The researchers subjected 22 healthy volunteers, 11 males, 11 females, to a consistent sleep-wake routine for 28 days to evaluate the changes in gene expression profile from sleep delay, when compared to baseline. The gene expressions were studied using microarray technology with RNA samples extracted from volunteer blood samples.

When compared to baseline, delays in sleep caused a six-fold reduction of circadian rhythm-related gene expression in the blood samples tested.

The genes affected were involved in imperative functions such as  “blood cell development and function, vascular function, immunity, and lipid metabolism.” Moreover, previous work from the same group shows that there is a significant decrease in the circadian rhythm-related gene expression in blood with just one week of insufficient sleep.

The increase in people suffering from jet lags, as well as working shift jobs necessitates the investigation of how our health is impacted by sleep delay and deprivation. This study provides a molecular basis for understanding the adverse effects of these on the human health, and perhaps even longevity. After all, Schopenhauer might just be right.

Antioxidants: to take or not to take?

A new study published in Science Translational Medicine shows that antioxidants, specifically vitamin E and acetylcysteine (NAC), can actually worsen lung cancer in mice, putting to question the popular belief that antioxidants fight cancer.

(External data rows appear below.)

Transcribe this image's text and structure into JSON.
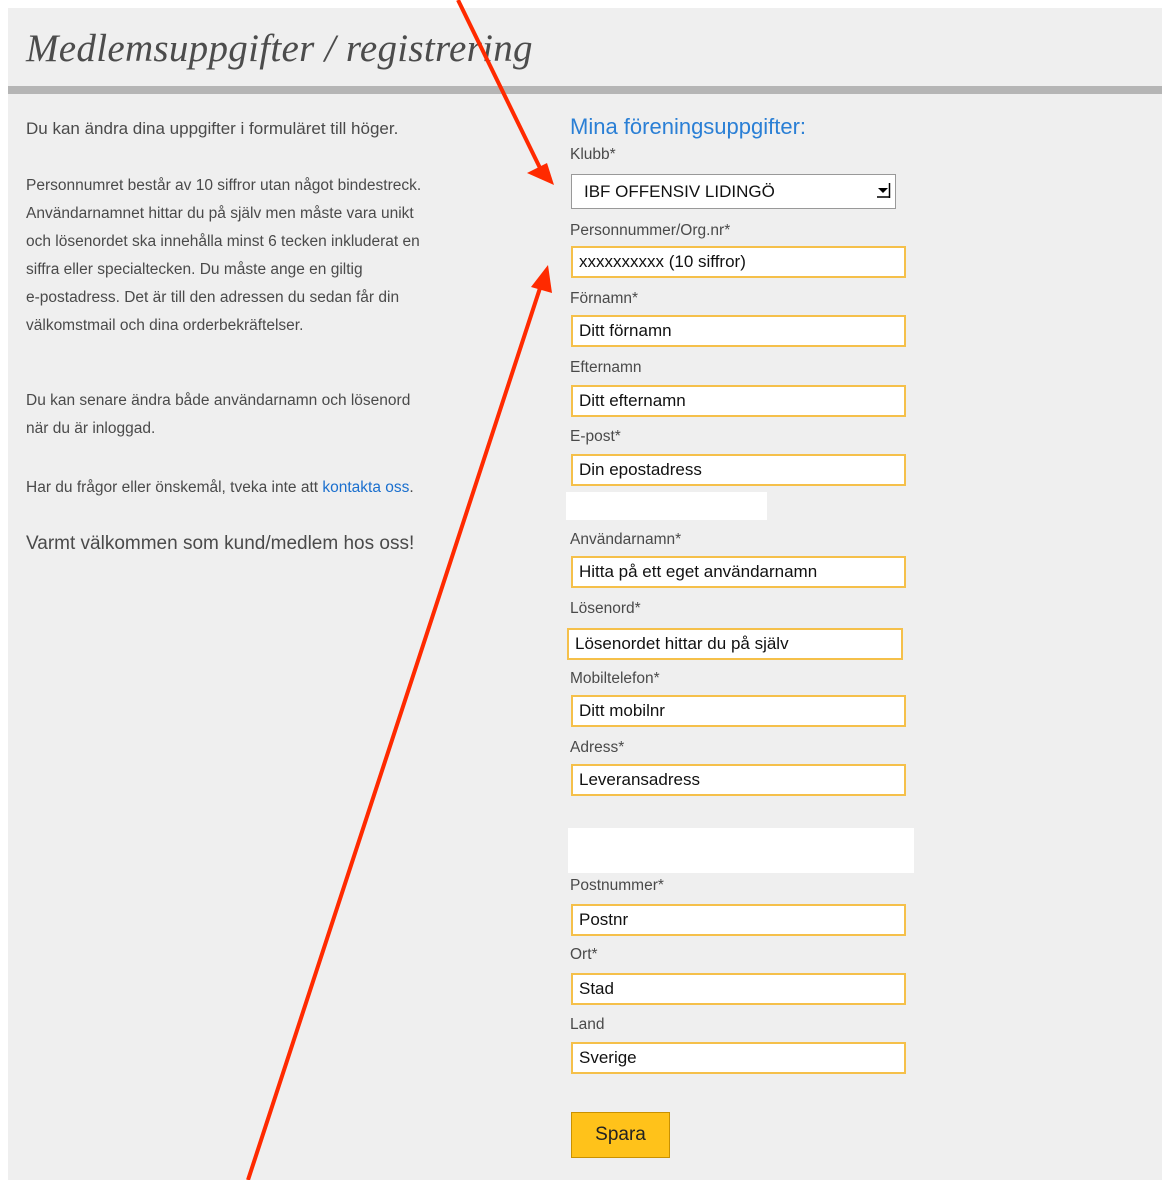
{
  "title": "Medlemsuppgifter / registrering",
  "left": {
    "intro": "Du kan ändra dina uppgifter i formuläret till höger.",
    "para1_lines": [
      "Personnumret består av 10 siffror utan något bindestreck.",
      "Användarnamnet hittar du på själv men måste vara unikt",
      "och lösenordet ska innehålla minst 6 tecken inkluderat en",
      "siffra eller specialtecken. Du måste ange en giltig",
      "e-postadress. Det är till den adressen du sedan får din",
      "välkomstmail och dina orderbekräftelser."
    ],
    "para2_lines": [
      "Du kan senare ändra både användarnamn och lösenord",
      "när du är inloggad."
    ],
    "para3_text": "Har du frågor eller önskemål, tveka inte att ",
    "para3_link": "kontakta oss",
    "para3_end": ".",
    "welcome": "Varmt välkommen som kund/medlem hos oss!"
  },
  "form": {
    "heading": "Mina föreningsuppgifter:",
    "club": {
      "label": "Klubb*",
      "value": "IBF OFFENSIV LIDINGÖ"
    },
    "personnummer": {
      "label": "Personnummer/Org.nr*",
      "value": "xxxxxxxxxx (10 siffror)"
    },
    "fornamn": {
      "label": "Förnamn*",
      "value": "Ditt förnamn"
    },
    "efternamn": {
      "label": "Efternamn",
      "value": "Ditt efternamn"
    },
    "epost": {
      "label": "E-post*",
      "value": "Din epostadress"
    },
    "anvandarnamn": {
      "label": "Användarnamn*",
      "value": "Hitta på ett eget användarnamn"
    },
    "losenord": {
      "label": "Lösenord*",
      "value": "Lösenordet hittar du på själv"
    },
    "mobil": {
      "label": "Mobiltelefon*",
      "value": "Ditt mobilnr"
    },
    "adress": {
      "label": "Adress*",
      "value": "Leveransadress"
    },
    "postnummer": {
      "label": "Postnummer*",
      "value": "Postnr"
    },
    "ort": {
      "label": "Ort*",
      "value": "Stad"
    },
    "land": {
      "label": "Land",
      "value": "Sverige"
    },
    "save_label": "Spara"
  },
  "colors": {
    "annotation_arrow": "#ff2a00",
    "field_border": "#f5c04a",
    "button": "#ffc21a",
    "heading_blue": "#2a7fd5",
    "link_blue": "#1a6fce"
  }
}
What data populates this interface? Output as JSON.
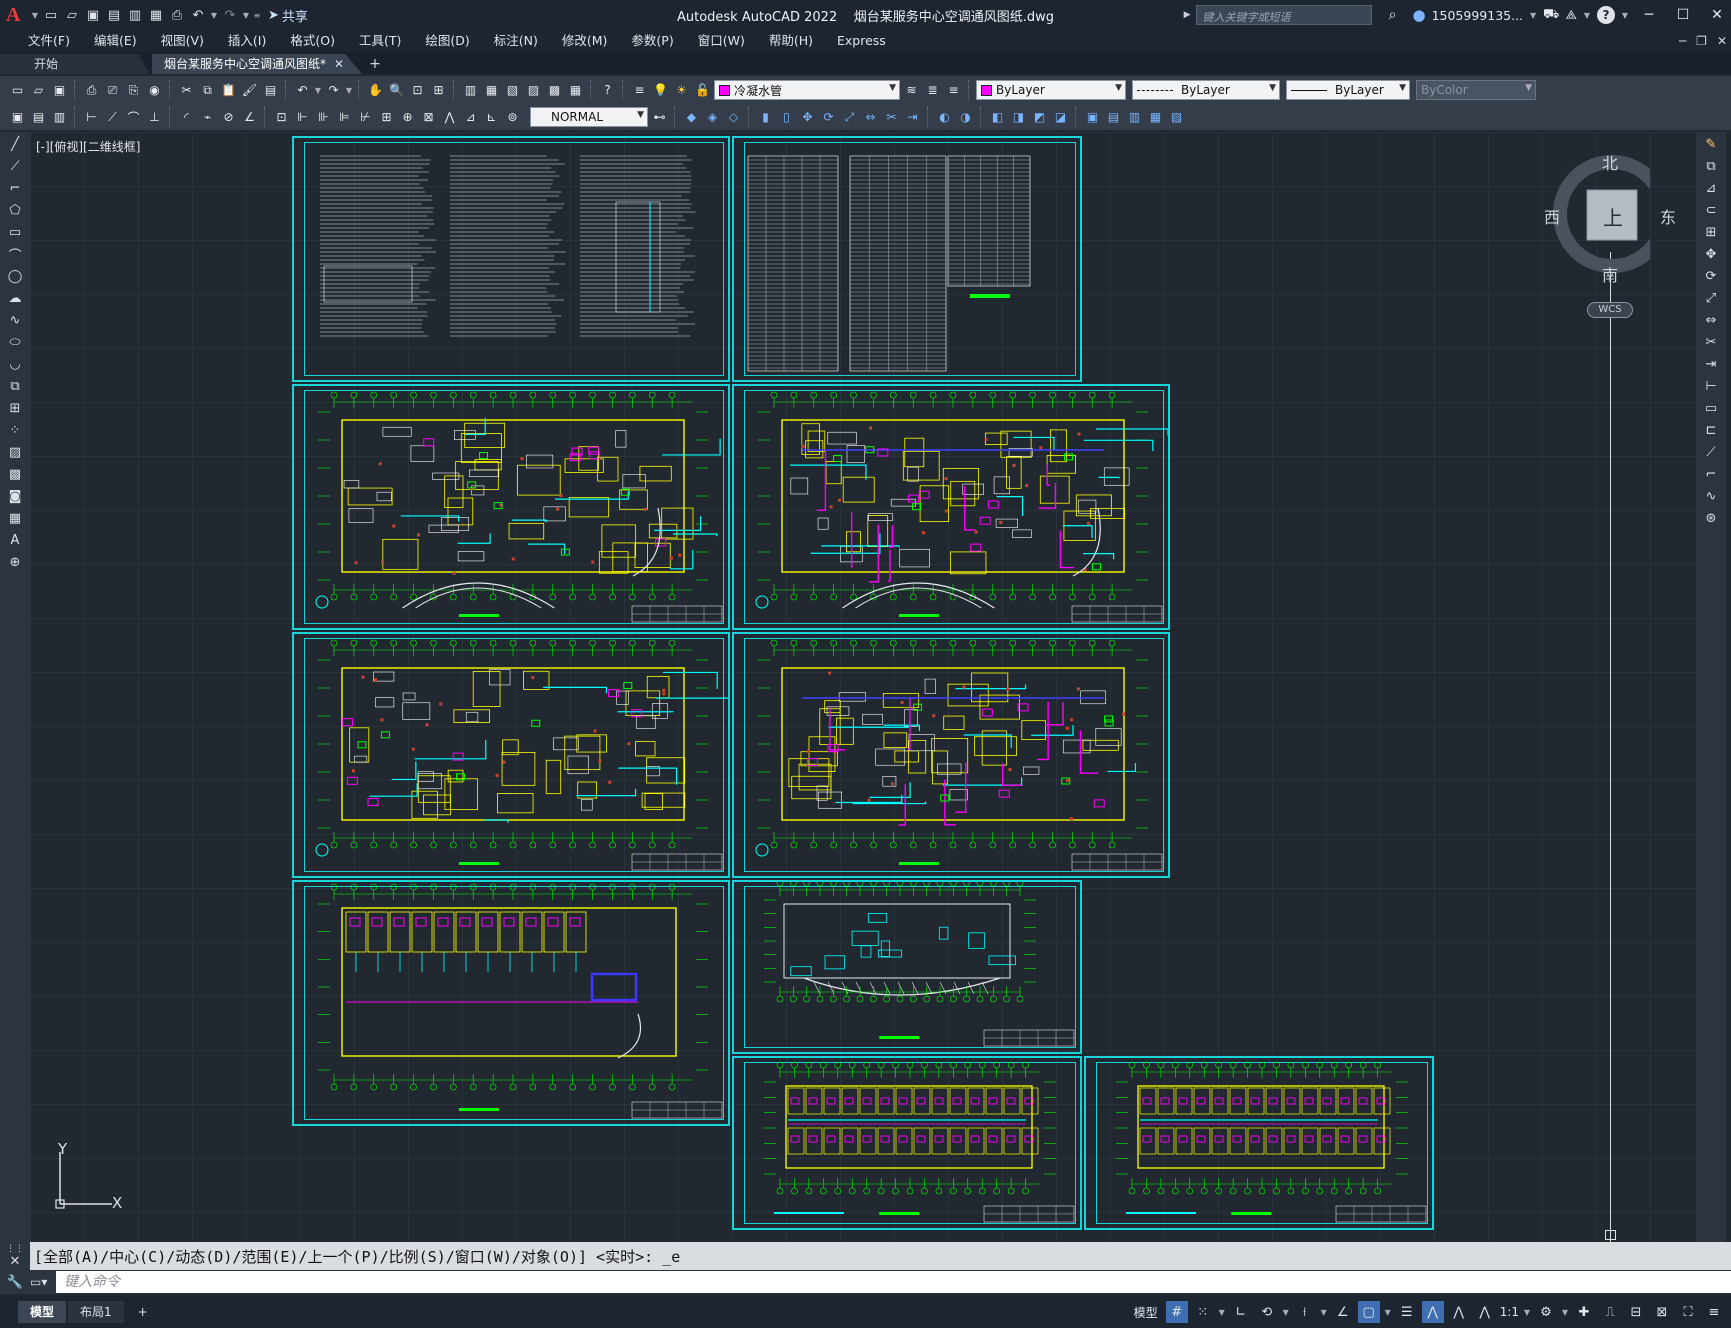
{
  "titlebar": {
    "app_name": "Autodesk AutoCAD 2022",
    "file_name": "烟台某服务中心空调通风图纸.dwg",
    "share_label": "共享",
    "search_placeholder": "键入关键字或短语",
    "user": "1505999135...",
    "help": "?"
  },
  "menu": [
    "文件(F)",
    "编辑(E)",
    "视图(V)",
    "插入(I)",
    "格式(O)",
    "工具(T)",
    "绘图(D)",
    "标注(N)",
    "修改(M)",
    "参数(P)",
    "窗口(W)",
    "帮助(H)",
    "Express"
  ],
  "tabs": {
    "start": "开始",
    "drawing": "烟台某服务中心空调通风图纸*"
  },
  "toolbar1": {
    "layer_name": "冷凝水管",
    "layer_color": "#ff00ff",
    "color": "ByLayer",
    "linetype": "ByLayer",
    "lineweight": "ByLayer",
    "plotstyle": "ByColor"
  },
  "toolbar2": {
    "dimstyle": "NORMAL"
  },
  "viewport": {
    "label": "[-][俯视][二维线框]"
  },
  "viewcube": {
    "north": "北",
    "south": "南",
    "east": "东",
    "west": "西",
    "face": "上",
    "wcs": "WCS"
  },
  "ucs": {
    "x": "X",
    "y": "Y"
  },
  "command": {
    "history": "[全部(A)/中心(C)/动态(D)/范围(E)/上一个(P)/比例(S)/窗口(W)/对象(O)] <实时>: _e",
    "placeholder": "键入命令"
  },
  "status": {
    "model_tab": "模型",
    "layout_tab": "布局1",
    "model_label": "模型",
    "scale": "1:1"
  },
  "colors": {
    "sheet_border": "#19d3d8",
    "wall": "#ffff00",
    "pipe": "#00ffff",
    "duct": "#00ff00",
    "magenta": "#ff00ff",
    "red": "#ff3030",
    "blue": "#4040ff"
  }
}
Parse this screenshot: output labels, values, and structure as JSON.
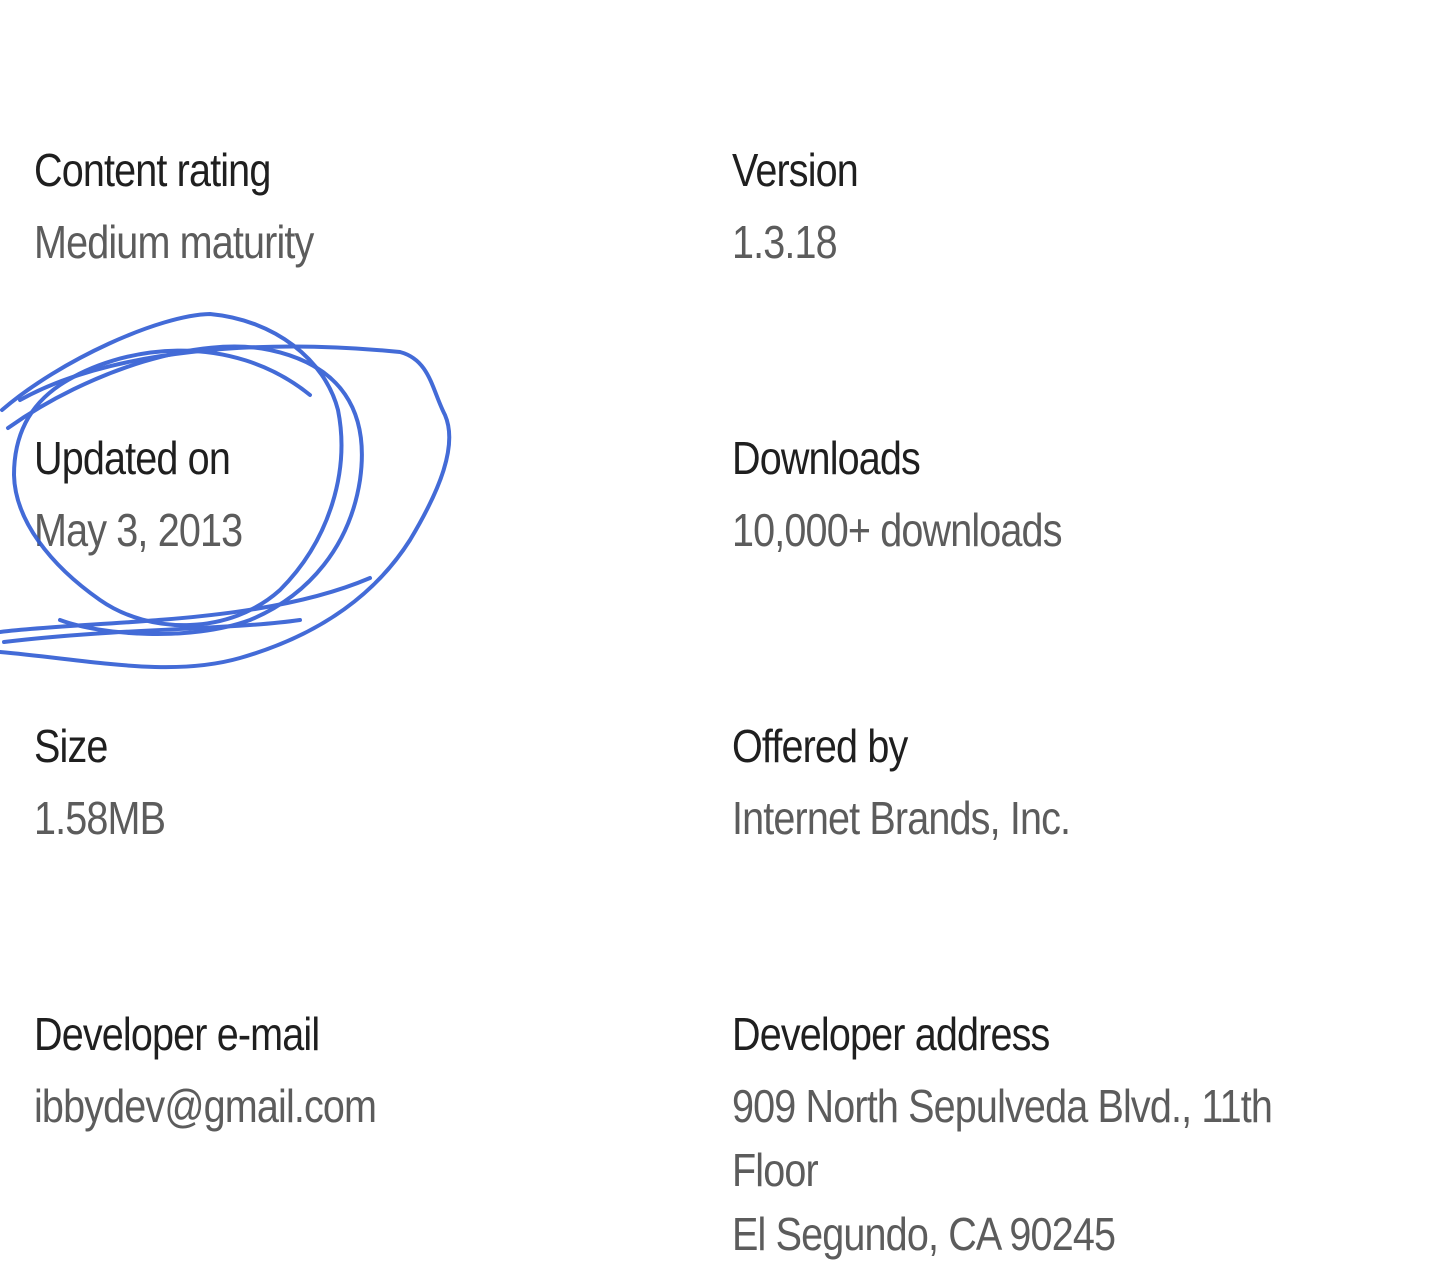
{
  "details": [
    {
      "label": "Content rating",
      "value": "Medium maturity"
    },
    {
      "label": "Version",
      "value": "1.3.18"
    },
    {
      "label": "Updated on",
      "value": "May 3, 2013"
    },
    {
      "label": "Downloads",
      "value": "10,000+ downloads"
    },
    {
      "label": "Size",
      "value": "1.58MB"
    },
    {
      "label": "Offered by",
      "value": "Internet Brands, Inc."
    },
    {
      "label": "Developer e-mail",
      "value": "ibbydev@gmail.com"
    },
    {
      "label": "Developer address",
      "value_lines": [
        "909 North Sepulveda Blvd., 11th",
        "Floor",
        "El Segundo, CA 90245"
      ]
    }
  ],
  "colors": {
    "label": "#1f1f1f",
    "value": "#5c5c5c",
    "annotation_ink": "#2f5bd3"
  }
}
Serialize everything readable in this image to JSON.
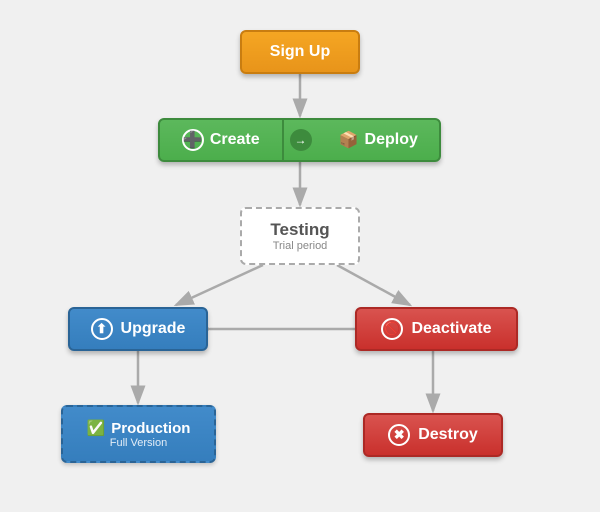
{
  "nodes": {
    "signup": {
      "label": "Sign Up"
    },
    "create_deploy": {
      "create_label": "Create",
      "deploy_label": "Deploy"
    },
    "testing": {
      "label": "Testing",
      "subtitle": "Trial period"
    },
    "upgrade": {
      "label": "Upgrade"
    },
    "deactivate": {
      "label": "Deactivate"
    },
    "production": {
      "label": "Production",
      "subtitle": "Full Version"
    },
    "destroy": {
      "label": "Destroy"
    }
  }
}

An antioxidant is any molecule that prevents oxidation of other molecules by reacting with free radicals produced naturally as a byproduct of oxygen metabolism. Free radicals can react with normal cells and cause damage to cells and even to their DNA. A damaged DNA can increase the likelihood of developing cancer. Luckily, the body has its own line of antioxidants that neutralize the damaging effects of free radicals on healthy cells. Based on this reasoning, several companies actually extract antioxidants from various sources and sell them for use as dietary supplements, supporting the notion that antioxidants promote good health.

DNA damage, however, is not always a bad thing. It can induce the expression of tumor suppressor genes such as p53, which work to prevent emergence of cancerous cells. Thus, the running debate among scientists and doctors alike has been whether or not antioxidants should be recommended to patients with cancer. On one hand, they reduce DNA damage, which can lead to cancerous cells, while on the other hand; they obstruct the beneficial tumor suppressor genes.

According to the data generated by Sayin et al., antioxidants are a bad idea, if cancer already exists. The authors report “antioxidant supplementation of the diet reduces DNA damage in mice, prevents p53 activation, and markedly increases tumor cell proliferation and tumor growth in mice.”

The authors speculate that “antioxidants are unsafe in patients with early stages of lung cancer and in people at risk of developing the disease…this may be relevant to patients with chronic obstructive pulmonary disease, who are often smokers with an increased risk of developing lung cancer and ingest high amounts of NAC to relieve mucus production.”

It seems that when it comes to good health, there is really no magic pill. Thus, like most dietary supplements, antioxidants should also be taken only at the recommendation of a doctor.